▶ _Work request_:
Would you print the records as they stand, down to the last character?

▶ _Supplied material_:
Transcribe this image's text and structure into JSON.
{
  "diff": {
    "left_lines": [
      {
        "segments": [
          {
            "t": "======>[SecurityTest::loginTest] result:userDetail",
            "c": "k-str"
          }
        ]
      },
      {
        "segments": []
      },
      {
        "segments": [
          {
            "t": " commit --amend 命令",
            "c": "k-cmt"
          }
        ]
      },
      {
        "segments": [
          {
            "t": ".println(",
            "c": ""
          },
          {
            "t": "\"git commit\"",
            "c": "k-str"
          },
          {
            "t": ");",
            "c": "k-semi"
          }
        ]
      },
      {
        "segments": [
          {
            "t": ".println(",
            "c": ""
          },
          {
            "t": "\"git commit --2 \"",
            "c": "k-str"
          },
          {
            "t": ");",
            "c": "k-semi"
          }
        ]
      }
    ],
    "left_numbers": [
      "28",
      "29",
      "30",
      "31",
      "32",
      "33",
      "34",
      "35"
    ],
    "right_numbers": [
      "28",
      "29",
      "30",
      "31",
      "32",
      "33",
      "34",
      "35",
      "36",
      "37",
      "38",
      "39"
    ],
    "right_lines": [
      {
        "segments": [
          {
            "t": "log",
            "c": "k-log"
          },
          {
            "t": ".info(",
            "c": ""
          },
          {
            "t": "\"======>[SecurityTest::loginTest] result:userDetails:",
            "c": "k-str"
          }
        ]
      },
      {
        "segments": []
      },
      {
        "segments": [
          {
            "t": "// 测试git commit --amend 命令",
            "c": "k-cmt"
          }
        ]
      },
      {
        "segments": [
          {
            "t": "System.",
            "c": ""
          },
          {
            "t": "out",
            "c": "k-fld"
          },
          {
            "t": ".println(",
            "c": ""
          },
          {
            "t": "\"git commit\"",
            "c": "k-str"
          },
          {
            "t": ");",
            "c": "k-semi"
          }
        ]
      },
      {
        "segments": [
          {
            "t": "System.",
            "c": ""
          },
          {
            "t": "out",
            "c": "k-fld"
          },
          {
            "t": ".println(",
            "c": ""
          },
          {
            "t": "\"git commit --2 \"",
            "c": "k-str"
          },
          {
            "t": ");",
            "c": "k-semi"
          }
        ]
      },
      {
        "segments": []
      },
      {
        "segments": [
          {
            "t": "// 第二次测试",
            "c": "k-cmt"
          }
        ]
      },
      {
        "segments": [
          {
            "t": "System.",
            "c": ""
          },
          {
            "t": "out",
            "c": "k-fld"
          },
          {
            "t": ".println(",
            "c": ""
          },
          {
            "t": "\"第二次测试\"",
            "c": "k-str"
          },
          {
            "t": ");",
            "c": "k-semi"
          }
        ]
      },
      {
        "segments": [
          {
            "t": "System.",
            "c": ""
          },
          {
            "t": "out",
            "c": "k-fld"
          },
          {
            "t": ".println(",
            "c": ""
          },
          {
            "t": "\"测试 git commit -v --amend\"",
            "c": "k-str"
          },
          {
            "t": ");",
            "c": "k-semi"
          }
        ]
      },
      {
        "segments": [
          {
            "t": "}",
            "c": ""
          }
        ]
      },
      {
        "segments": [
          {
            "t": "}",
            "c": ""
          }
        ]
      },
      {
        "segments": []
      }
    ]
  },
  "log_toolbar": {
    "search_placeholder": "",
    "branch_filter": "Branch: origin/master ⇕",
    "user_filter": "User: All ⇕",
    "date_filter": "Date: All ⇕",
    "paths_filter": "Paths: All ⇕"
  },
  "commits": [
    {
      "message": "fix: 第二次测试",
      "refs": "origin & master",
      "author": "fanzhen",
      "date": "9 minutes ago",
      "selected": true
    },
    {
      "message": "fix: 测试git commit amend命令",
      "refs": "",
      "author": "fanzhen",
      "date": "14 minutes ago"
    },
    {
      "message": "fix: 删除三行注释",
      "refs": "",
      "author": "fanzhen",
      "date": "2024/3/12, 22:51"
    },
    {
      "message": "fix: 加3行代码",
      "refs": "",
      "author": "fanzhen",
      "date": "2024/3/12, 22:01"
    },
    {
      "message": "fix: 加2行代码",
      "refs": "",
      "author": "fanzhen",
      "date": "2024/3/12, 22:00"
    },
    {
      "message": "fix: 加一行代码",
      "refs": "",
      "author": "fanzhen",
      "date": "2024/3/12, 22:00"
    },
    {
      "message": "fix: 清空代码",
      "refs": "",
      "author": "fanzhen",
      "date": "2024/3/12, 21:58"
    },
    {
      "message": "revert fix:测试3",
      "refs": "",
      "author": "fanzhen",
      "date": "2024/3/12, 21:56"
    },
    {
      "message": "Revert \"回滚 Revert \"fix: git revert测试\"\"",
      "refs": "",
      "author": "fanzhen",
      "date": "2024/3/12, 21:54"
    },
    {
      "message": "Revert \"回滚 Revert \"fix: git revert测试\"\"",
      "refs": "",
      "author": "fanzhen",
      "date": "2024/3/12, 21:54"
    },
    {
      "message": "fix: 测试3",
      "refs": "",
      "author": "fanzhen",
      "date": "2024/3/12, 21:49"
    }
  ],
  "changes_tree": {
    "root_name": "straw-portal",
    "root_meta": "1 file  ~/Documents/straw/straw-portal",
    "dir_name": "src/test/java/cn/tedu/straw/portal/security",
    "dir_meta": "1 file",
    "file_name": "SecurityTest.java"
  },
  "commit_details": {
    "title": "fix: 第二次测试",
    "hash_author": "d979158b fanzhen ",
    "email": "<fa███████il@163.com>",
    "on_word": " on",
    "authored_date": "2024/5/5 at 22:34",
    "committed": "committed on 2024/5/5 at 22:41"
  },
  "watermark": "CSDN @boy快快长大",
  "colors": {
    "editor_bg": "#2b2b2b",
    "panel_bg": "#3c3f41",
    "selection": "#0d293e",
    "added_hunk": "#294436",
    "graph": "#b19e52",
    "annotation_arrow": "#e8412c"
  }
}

▶ _Worked solution_:
Transcribe this image's text and structure into JSON.
{
  "diff": {
    "left_lines": [
      {
        "segments": [
          {
            "t": "======>[SecurityTest::loginTest] result:userDetail",
            "c": "k-str"
          }
        ]
      },
      {
        "segments": []
      },
      {
        "segments": [
          {
            "t": " commit --amend 命令",
            "c": "k-cmt"
          }
        ]
      },
      {
        "segments": [
          {
            "t": ".println(",
            "c": ""
          },
          {
            "t": "\"git commit\"",
            "c": "k-str"
          },
          {
            "t": ");",
            "c": "k-semi"
          }
        ]
      },
      {
        "segments": [
          {
            "t": ".println(",
            "c": ""
          },
          {
            "t": "\"git commit --2 \"",
            "c": "k-str"
          },
          {
            "t": ");",
            "c": "k-semi"
          }
        ]
      }
    ],
    "left_numbers": [
      "28",
      "29",
      "30",
      "31",
      "32",
      "33",
      "34",
      "35"
    ],
    "right_numbers": [
      "28",
      "29",
      "30",
      "31",
      "32",
      "33",
      "34",
      "35",
      "36",
      "37",
      "38",
      "39"
    ],
    "right_lines": [
      {
        "segments": [
          {
            "t": "log",
            "c": "k-log"
          },
          {
            "t": ".info(",
            "c": ""
          },
          {
            "t": "\"======>[SecurityTest::loginTest] result:userDetails:",
            "c": "k-str"
          }
        ]
      },
      {
        "segments": []
      },
      {
        "segments": [
          {
            "t": "// 测试git commit --amend 命令",
            "c": "k-cmt"
          }
        ]
      },
      {
        "segments": [
          {
            "t": "System.",
            "c": ""
          },
          {
            "t": "out",
            "c": "k-fld"
          },
          {
            "t": ".println(",
            "c": ""
          },
          {
            "t": "\"git commit\"",
            "c": "k-str"
          },
          {
            "t": ");",
            "c": "k-semi"
          }
        ]
      },
      {
        "segments": [
          {
            "t": "System.",
            "c": ""
          },
          {
            "t": "out",
            "c": "k-fld"
          },
          {
            "t": ".println(",
            "c": ""
          },
          {
            "t": "\"git commit --2 \"",
            "c": "k-str"
          },
          {
            "t": ");",
            "c": "k-semi"
          }
        ]
      },
      {
        "segments": []
      },
      {
        "segments": [
          {
            "t": "// 第二次测试",
            "c": "k-cmt"
          }
        ]
      },
      {
        "segments": [
          {
            "t": "System.",
            "c": ""
          },
          {
            "t": "out",
            "c": "k-fld"
          },
          {
            "t": ".println(",
            "c": ""
          },
          {
            "t": "\"第二次测试\"",
            "c": "k-str"
          },
          {
            "t": ");",
            "c": "k-semi"
          }
        ]
      },
      {
        "segments": [
          {
            "t": "System.",
            "c": ""
          },
          {
            "t": "out",
            "c": "k-fld"
          },
          {
            "t": ".println(",
            "c": ""
          },
          {
            "t": "\"测试 git commit -v --amend\"",
            "c": "k-str"
          },
          {
            "t": ");",
            "c": "k-semi"
          }
        ]
      },
      {
        "segments": [
          {
            "t": "}",
            "c": ""
          }
        ]
      },
      {
        "segments": [
          {
            "t": "}",
            "c": ""
          }
        ]
      },
      {
        "segments": []
      }
    ]
  },
  "log_toolbar": {
    "search_placeholder": "",
    "branch_filter": "Branch: origin/master ⇕",
    "user_filter": "User: All ⇕",
    "date_filter": "Date: All ⇕",
    "paths_filter": "Paths: All ⇕"
  },
  "commits": [
    {
      "message": "fix: 第二次测试",
      "refs": "origin & master",
      "author": "fanzhen",
      "date": "9 minutes ago",
      "selected": true
    },
    {
      "message": "fix: 测试git commit amend命令",
      "refs": "",
      "author": "fanzhen",
      "date": "14 minutes ago"
    },
    {
      "message": "fix: 删除三行注释",
      "refs": "",
      "author": "fanzhen",
      "date": "2024/3/12, 22:51"
    },
    {
      "message": "fix: 加3行代码",
      "refs": "",
      "author": "fanzhen",
      "date": "2024/3/12, 22:01"
    },
    {
      "message": "fix: 加2行代码",
      "refs": "",
      "author": "fanzhen",
      "date": "2024/3/12, 22:00"
    },
    {
      "message": "fix: 加一行代码",
      "refs": "",
      "author": "fanzhen",
      "date": "2024/3/12, 22:00"
    },
    {
      "message": "fix: 清空代码",
      "refs": "",
      "author": "fanzhen",
      "date": "2024/3/12, 21:58"
    },
    {
      "message": "revert fix:测试3",
      "refs": "",
      "author": "fanzhen",
      "date": "2024/3/12, 21:56"
    },
    {
      "message": "Revert \"回滚 Revert \"fix: git revert测试\"\"",
      "refs": "",
      "author": "fanzhen",
      "date": "2024/3/12, 21:54"
    },
    {
      "message": "Revert \"回滚 Revert \"fix: git revert测试\"\"",
      "refs": "",
      "author": "fanzhen",
      "date": "2024/3/12, 21:54"
    },
    {
      "message": "fix: 测试3",
      "refs": "",
      "author": "fanzhen",
      "date": "2024/3/12, 21:49"
    }
  ],
  "changes_tree": {
    "root_name": "straw-portal",
    "root_meta": "1 file  ~/Documents/straw/straw-portal",
    "dir_name": "src/test/java/cn/tedu/straw/portal/security",
    "dir_meta": "1 file",
    "file_name": "SecurityTest.java"
  },
  "commit_details": {
    "title": "fix: 第二次测试",
    "hash_author": "d979158b fanzhen ",
    "email": "<fa███████il@163.com>",
    "on_word": " on",
    "authored_date": "2024/5/5 at 22:34",
    "committed": "committed on 2024/5/5 at 22:41"
  },
  "watermark": "CSDN @boy快快长大",
  "colors": {
    "editor_bg": "#2b2b2b",
    "panel_bg": "#3c3f41",
    "selection": "#0d293e",
    "added_hunk": "#294436",
    "graph": "#b19e52",
    "annotation_arrow": "#e8412c"
  }
}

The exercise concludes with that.